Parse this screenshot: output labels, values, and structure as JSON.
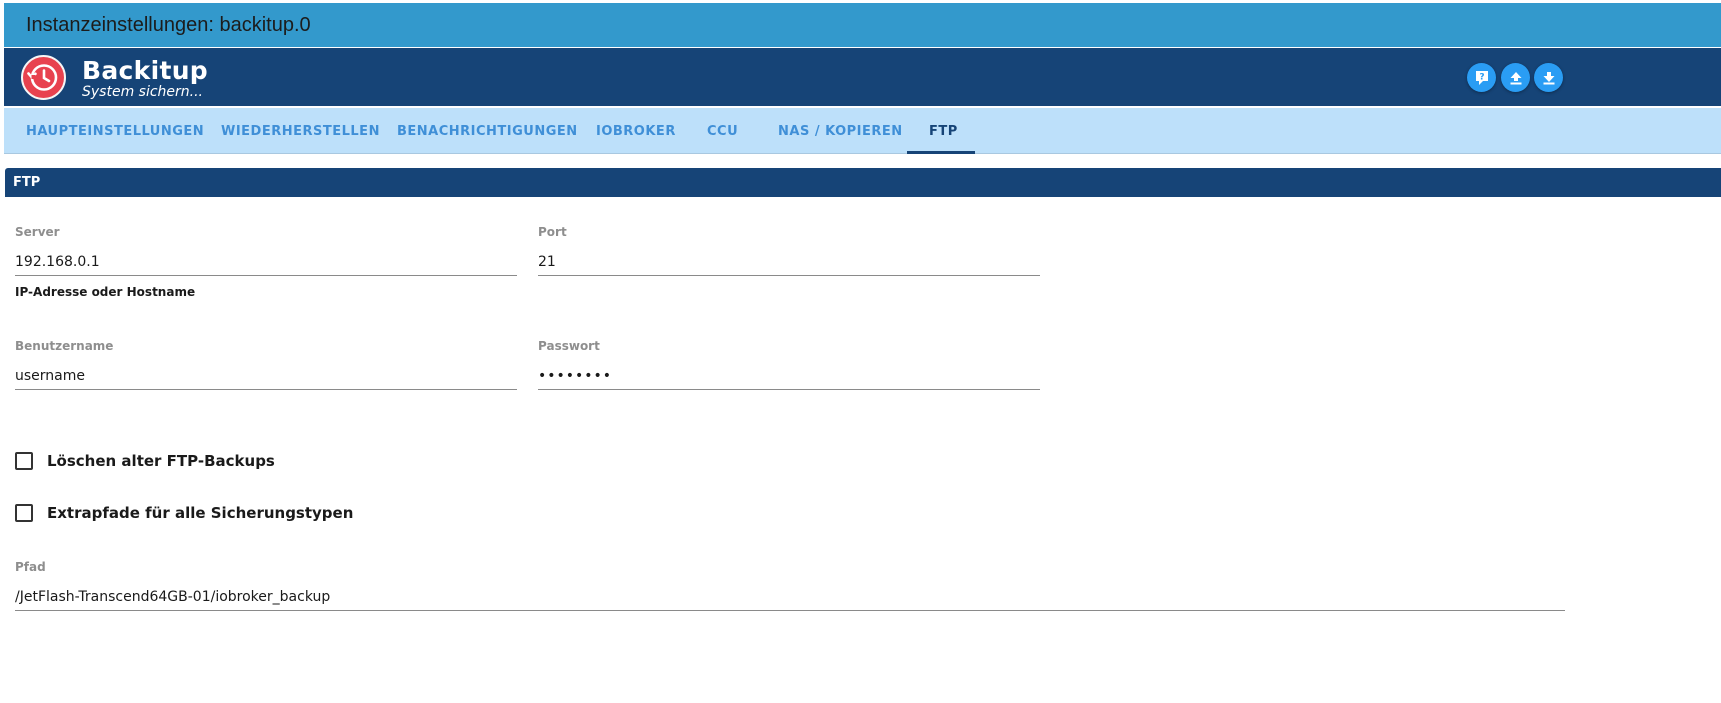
{
  "window": {
    "title": "Instanzeinstellungen: backitup.0"
  },
  "header": {
    "app_name": "Backitup",
    "tagline": "System sichern...",
    "logo_icon": "backup-clock-icon",
    "buttons": [
      {
        "icon": "help-icon"
      },
      {
        "icon": "upload-icon"
      },
      {
        "icon": "download-icon"
      }
    ]
  },
  "tabs": [
    {
      "label": "HAUPTEINSTELLUNGEN",
      "active": false
    },
    {
      "label": "WIEDERHERSTELLEN",
      "active": false
    },
    {
      "label": "BENACHRICHTIGUNGEN",
      "active": false
    },
    {
      "label": "IOBROKER",
      "active": false
    },
    {
      "label": "CCU",
      "active": false
    },
    {
      "label": "NAS / KOPIEREN",
      "active": false
    },
    {
      "label": "FTP",
      "active": true
    }
  ],
  "section": {
    "title": "FTP"
  },
  "form": {
    "server": {
      "label": "Server",
      "value": "192.168.0.1",
      "help": "IP-Adresse oder Hostname"
    },
    "port": {
      "label": "Port",
      "value": "21"
    },
    "username": {
      "label": "Benutzername",
      "value": "username"
    },
    "password": {
      "label": "Passwort",
      "value": "••••••••"
    },
    "delete_old": {
      "label": "Löschen alter FTP-Backups",
      "checked": false
    },
    "extra_paths": {
      "label": "Extrapfade für alle Sicherungstypen",
      "checked": false
    },
    "path": {
      "label": "Pfad",
      "value": "/JetFlash-Transcend64GB-01/iobroker_backup"
    }
  },
  "colors": {
    "title_bar": "#3399cc",
    "header_bar": "#164477",
    "tabs_bar": "#bde0fa",
    "tab_text": "#3f8fd7",
    "logo": "#e8424f",
    "header_buttons": "#2a9df4"
  }
}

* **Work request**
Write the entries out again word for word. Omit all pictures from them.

* **Result**
Parse this screenshot: output labels, values, and structure as JSON.
{
  "window": {
    "title": "Instanzeinstellungen: backitup.0"
  },
  "header": {
    "app_name": "Backitup",
    "tagline": "System sichern...",
    "logo_icon": "backup-clock-icon",
    "buttons": [
      {
        "icon": "help-icon"
      },
      {
        "icon": "upload-icon"
      },
      {
        "icon": "download-icon"
      }
    ]
  },
  "tabs": [
    {
      "label": "HAUPTEINSTELLUNGEN",
      "active": false
    },
    {
      "label": "WIEDERHERSTELLEN",
      "active": false
    },
    {
      "label": "BENACHRICHTIGUNGEN",
      "active": false
    },
    {
      "label": "IOBROKER",
      "active": false
    },
    {
      "label": "CCU",
      "active": false
    },
    {
      "label": "NAS / KOPIEREN",
      "active": false
    },
    {
      "label": "FTP",
      "active": true
    }
  ],
  "section": {
    "title": "FTP"
  },
  "form": {
    "server": {
      "label": "Server",
      "value": "192.168.0.1",
      "help": "IP-Adresse oder Hostname"
    },
    "port": {
      "label": "Port",
      "value": "21"
    },
    "username": {
      "label": "Benutzername",
      "value": "username"
    },
    "password": {
      "label": "Passwort",
      "value": "••••••••"
    },
    "delete_old": {
      "label": "Löschen alter FTP-Backups",
      "checked": false
    },
    "extra_paths": {
      "label": "Extrapfade für alle Sicherungstypen",
      "checked": false
    },
    "path": {
      "label": "Pfad",
      "value": "/JetFlash-Transcend64GB-01/iobroker_backup"
    }
  },
  "colors": {
    "title_bar": "#3399cc",
    "header_bar": "#164477",
    "tabs_bar": "#bde0fa",
    "tab_text": "#3f8fd7",
    "logo": "#e8424f",
    "header_buttons": "#2a9df4"
  }
}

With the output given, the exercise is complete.